The situation of the Guaraní-Kaiowá is getting more serious

Indigenous peoples of Brazil and a delegation from Europe are working on a strategy against big landowners (Press Release)

The delegation from Europe will take part in a meeting of the Aty Guasu Council, the great assembly of the Guaraní-Kaiowá. Photo: Private/GfbV

Human rights activists from Europe are helping the indigenous Guarani-Kaiowá, who live in the state of Mato Grosso do Sul and who feel left alone by the Brazilian government, to defend their land against powerful agricultural companies. On Monday, the Society for Threatened Peoples (STP) announced that it will be sending two honorary delegates to join an observatory group consisting of members from six European countries. Together with the Guaraní-Kaiowá High Council, they will develop strategies for an international network to support indigenous peoples.

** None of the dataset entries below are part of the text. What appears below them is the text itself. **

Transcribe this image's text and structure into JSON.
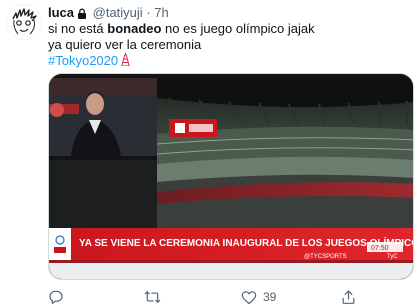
{
  "tweet": {
    "author_name": "luca",
    "author_handle": "@tatiyuji",
    "separator": "·",
    "time": "7h",
    "text_line1_before": "si no está ",
    "text_line1_bold": "bonadeo",
    "text_line1_after": " no es juego olímpico jajak",
    "text_line2": "ya quiero ver la ceremonia",
    "hashtag": "#Tokyo2020"
  },
  "media": {
    "tv_banner": "YA SE VIENE LA CEREMONIA INAUGURAL DE LOS JUEGOS OLÍMPICOS",
    "tv_handle": "@TYCSPORTS",
    "tv_clock": "07:50",
    "tv_channel": "TyC"
  },
  "actions": {
    "like_count": "39"
  },
  "colors": {
    "link": "#1d9bf0",
    "text": "#0f1419",
    "secondary": "#536471",
    "banner_red": "#d61a1f"
  },
  "icons": {
    "avatar": "doodle-avatar",
    "lock": "lock-icon",
    "hashtag_emoji": "tokyo-tower-icon",
    "reply": "reply-icon",
    "retweet": "retweet-icon",
    "like": "heart-icon",
    "share": "share-icon"
  }
}
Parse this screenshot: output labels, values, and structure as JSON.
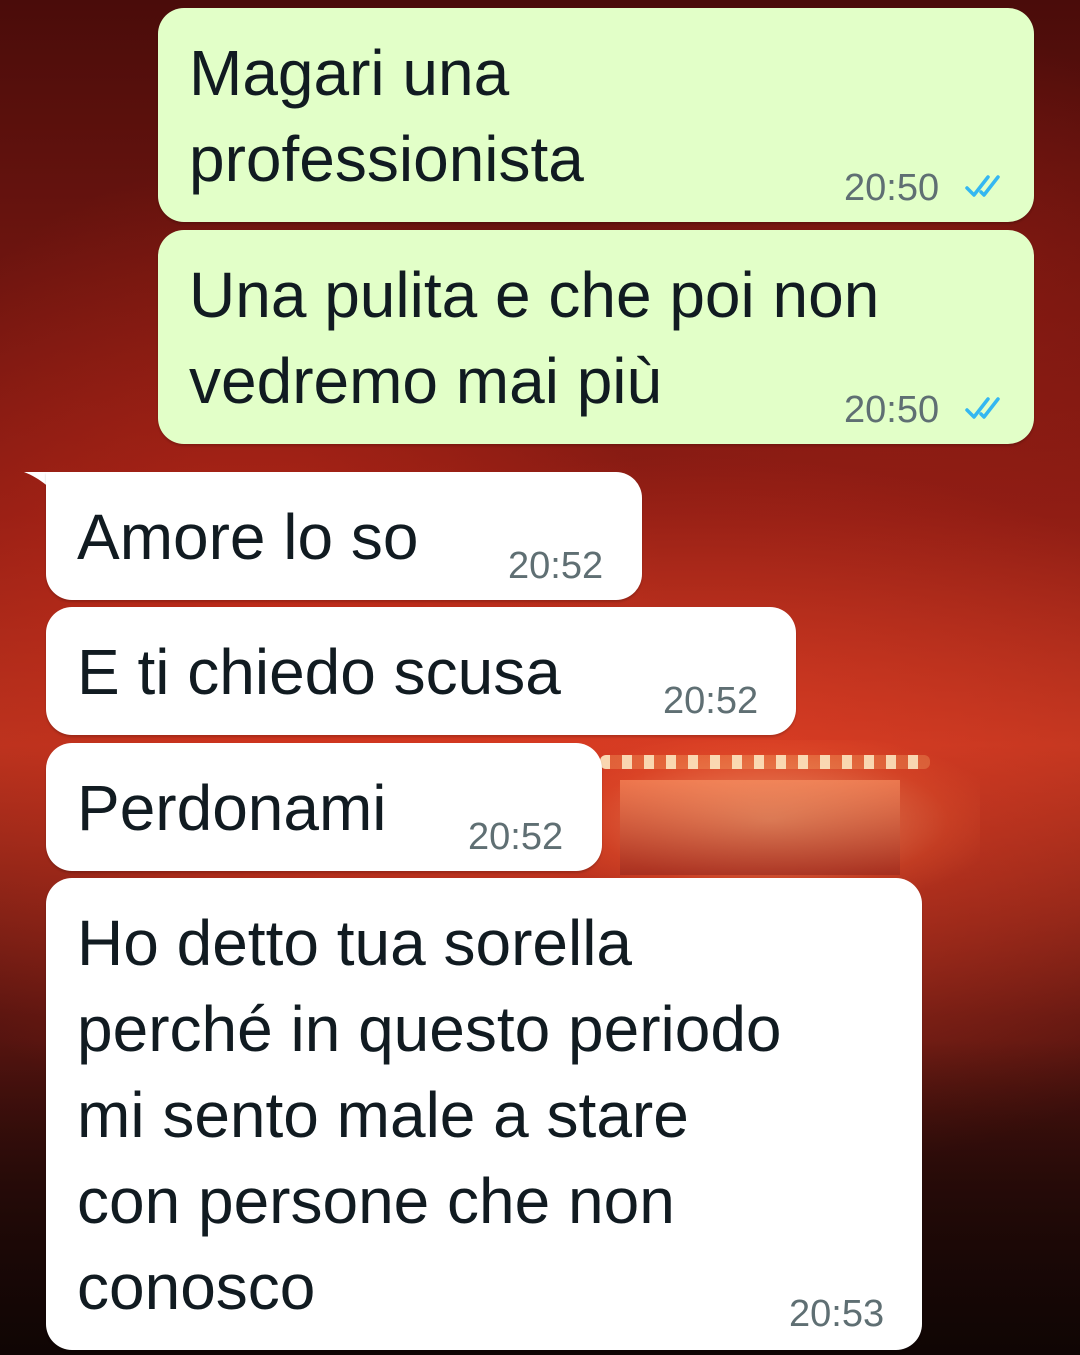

“It is a scandal that the Guaraní-Kaiowá might not be able to live off their land any longer because economic interests are given priority over human rights – and because the state doesn’t try to stop murder, intimidation, and abductions by hired muscle,” criticized Yvonne Bangert, the STP’s expert on questions concerning indigenous peoples. In many areas, big landowners are growing sugar cane and soybeans or keeping livestock on stretches of land for which the indigenous peoples have land titles. “When the displaced indigenous people try to return to their land, they are ruthlessly driven away. They often have to live in temporary shelters along the roadside.”

The delegation from Europe will take part in a meeting of the Aty Guasu Council, the great assembly of the Guaraní-Kaiowá. Together with a group of indigenous leaders, the human rights activists will be visiting temporary shelters of displaced persons along the roadsides, traditional Aldeias (villages), reclaimed land, and a place where the bodies of indigenous activists (who had been considered missing) were found recently. According to the human rights organization of the Catholic Indigenous Missionary Council (CIMI), 36 people got killed in violent conflicts in Mato Grosso do Sul in 2015 alone, most of them members of the Guaraní-Kaiowá. Many leaders were killed, and several settlements were destroyed. In its current annual report, CIMI describes ten such incidents in detail.

With about 50,000 members, the Guaraní-Kaiowá in Mato Grosso do Sul are one of Brazil’s largest indigenous peoples. They are suffering great hardship because, without land of their own, they no longer have access to pastures, water, and sufficient cultivation areas. Many of them are living on poor quality food aid provided by the government, or they are forced to work on large farms, where they often end up in a cycle of wage slavery. In order to survive, they have to borrow money from their employer – and, since they don’t earn enough to pay off their debts, they have to ask for more loans, so they become more and more indebted.